Wednesday’s Day 2 of the MISL 40th Anniversary Reunion started as a trip to the breakfast buffet, but turned into a trip down memory lane.

Juli Veee spotted me and invited me to join him, Zoltan Toth, and Gus Mokalis. Juli and Zollie are like an old married couple. They are best friends, but they like to give each other a hard time. “I hear this story 20 f$%&# times,” Veee grouses playfully, while Toth doesn’t miss a beat.

The two are roommates on the trip and Veee said Toth was having a nightmare last night and he was talking in his sleep saying, “Haaskivi…save…NO!” Apparently Toth was having a flashback to a shot that got away at an All-Star Game. “Goalkeepers don’t remember the games they won, they remember the games they lost and the shots they didn’t save,” Toth said later that evening. Whether the nightmare story was literal or a tall tale, it was hilarious to see Veee and Toth act it out.

At 1:00pm we all met up for an informal game at Longevity Sports Center. Gerry Gray took control and divided the teams.
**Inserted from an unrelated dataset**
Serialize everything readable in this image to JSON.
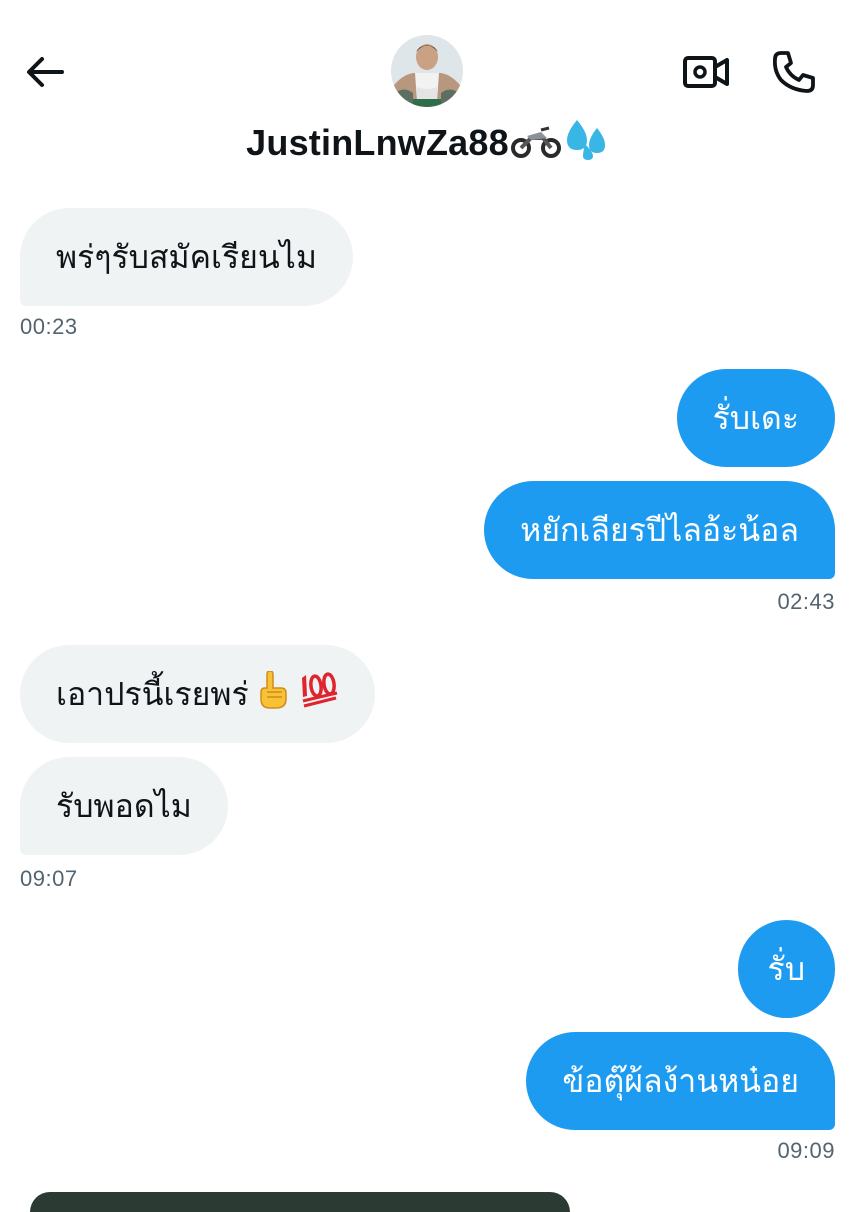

For me it was an exciting chance to add a bunch of big names to the list of great players I’ve played with and against. I can now say I have shared the field with the likes of Gray, Mokalis, David D’Errico, Doc Lawson, Alan Mayer and Godfrey Ingram.

I was all jacked up to try to make a good impression and I made a nice steal, but they blew the play dead. Unbeknownst to me at the time we were playing with one major rule modification: no running. Being one of the youngest players on the field, speed was my only equalizer against these guys, but it was not my day. Jimmy Sinclair, the MISL’s first Rookie of the Year, ripped an upper 90 shot right over my head and the game was over.

At lunch I met Marc Zumoff, who introduced himself as the former play-by-play announcer for the Philadelphia Fever, but more notably he is currently the long-time voice of the Philadelphia 76ers, just one example the MISL’s legacy and influence on the American sportscape.

The evening featured a dinner at BG Bistro a Bulgarian restaurant near the Orleans Hotel. After eating and socializing, Doug Verb called the room to order and thanked everyone for coming and shared what it meant to him to see everybody again. “Those years were the best time of my life,” Verb said, and he is not alone. He pointed out that the MISL carried the torch for professional soccer in the US from the time the NASL folded to the beginning of MLS. He noted that in trying to reach out to everyone from the league he realized that at least 41 players, coaches, and staff members had died, and highlighted the recent passings of Earl Foreman, Fernando Clavijo, and Ron Newman.

Then he recognized the seven Indoor Soccer Hall of Famers in the room and Kai Haaskivi, Ed Tepper, Alan Mayer, and Roy Turner received their trophies for the first time.

Turner took an opportunity to recognize one of his former players in the room. “Norman Piper was the first player I ever signed with the Wings and he just beat the toughest opponent of all, cancer.” Piper had battled with multiple myeloma.

Godfrey Ingram took the floor and thanked Verb for getting everyone together and Gordon Jago echoed the sentiment and promised to try to stick around a few more years. Verb said he would see him at MISL80. Wouldn’t it be wonderful?

Ed Tepper (left) receives his trophy
Alan Mayer
Roy Turner